Rico Gagliano: Frank Fahrenkopf heads the American Gaming Association in Washington, D.C. He says recession-weary investors who placed their bets on gambling companies may be holding a losing hand.
Frank Fahrenkopf: For a long time, people were saying that the gaming industry -- particularly in Las Vegas -- was recession-proof. I've never agreed. I always thought we were recession-resistant. The numbers that we're seeing so far this year would reflect that.
One example: MGM Mirage profits are down 69 percent. But Fahrenkopf says the problem isn't only that gamblers don't have as much income to lose -- I mean, "wager." They also aren't flying to big gaming destinations like they used to.

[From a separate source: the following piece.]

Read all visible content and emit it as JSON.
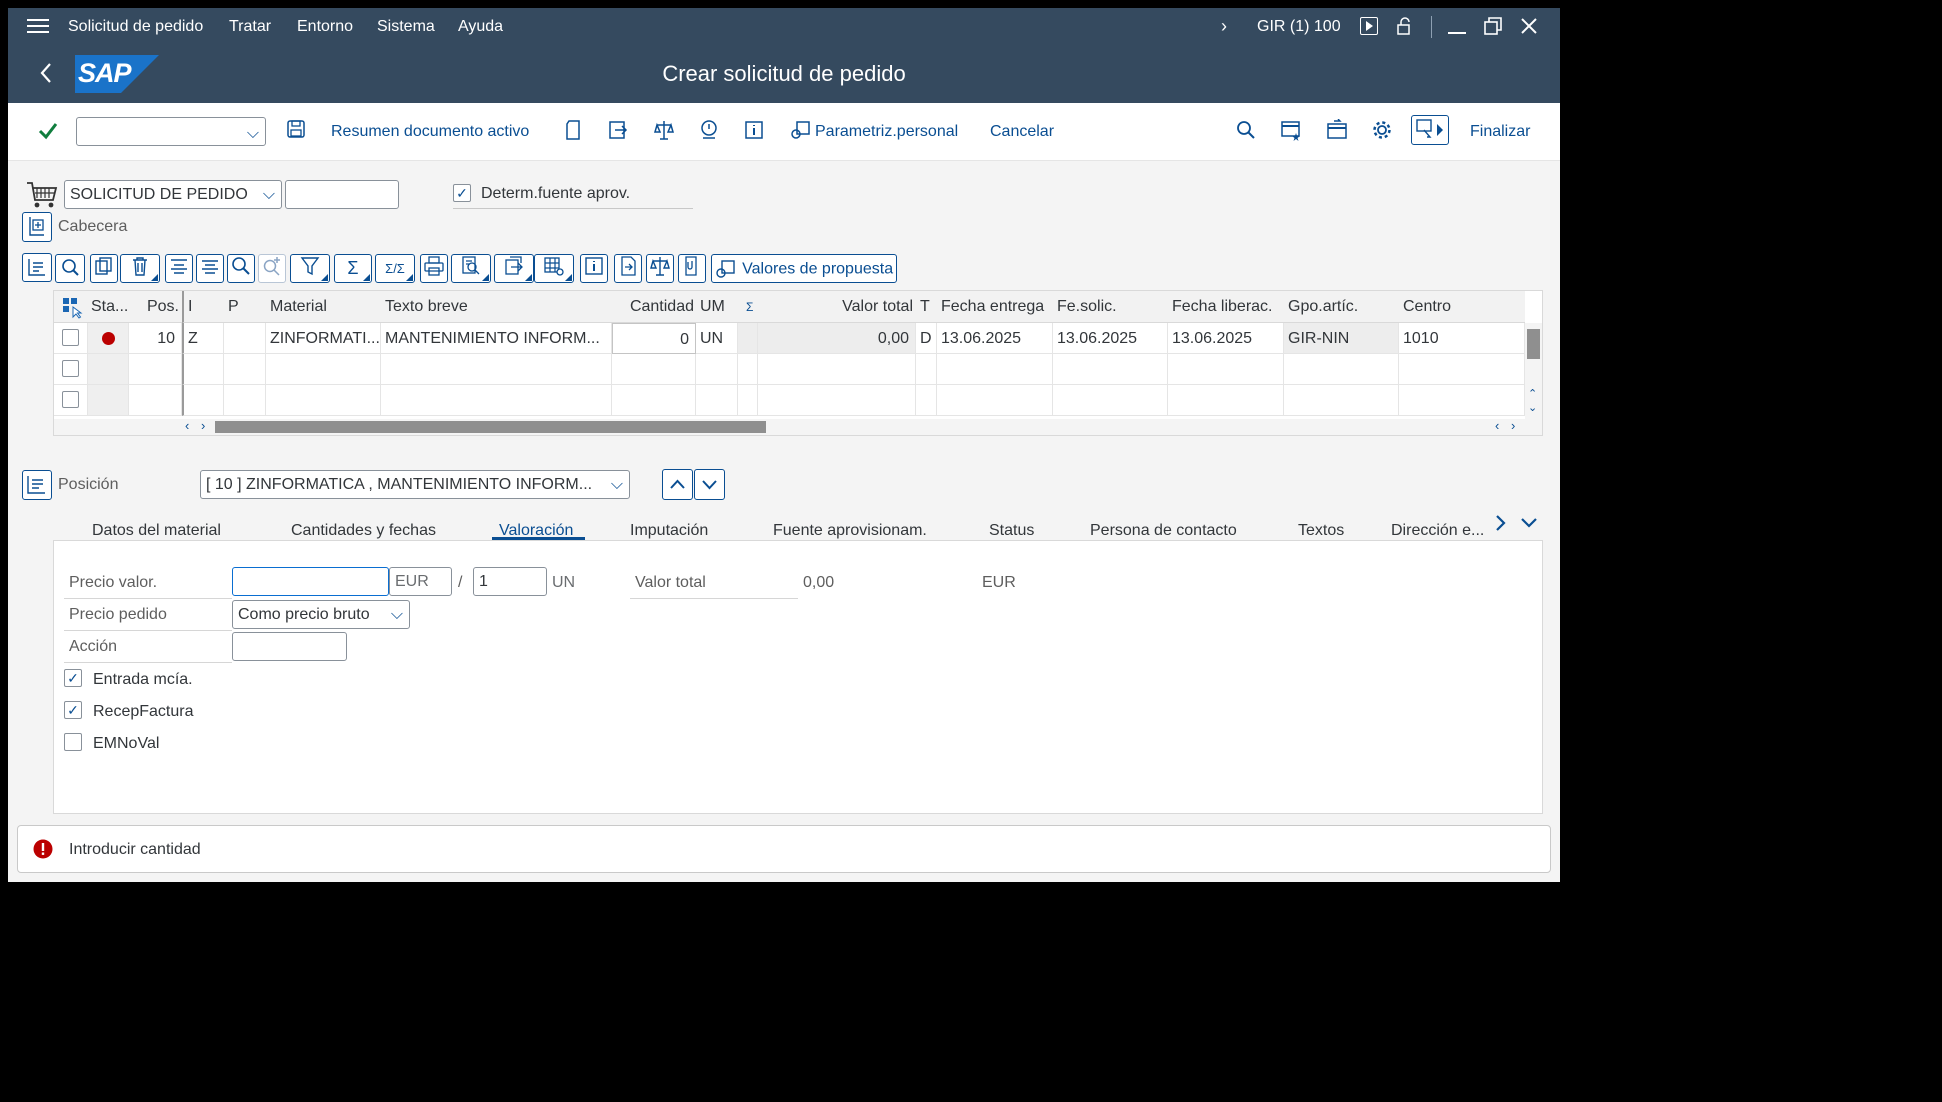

Fahrenkopf: The drive-in markets are not hit as hard as the fly-in markets. Iowa, Louisiana, Michigan, Missouri, South Dakota -- all posted, actually, single-digit gains in the second quarter.
The good news: Resorts in fly-in markets have long split their hands by diversifying into dining, retail shopping and convention travel. The bad news: In this economy, those aren't exactly good places to hedge your bets.
In Los Angeles, I'm Rico Gagliano for Marketplace.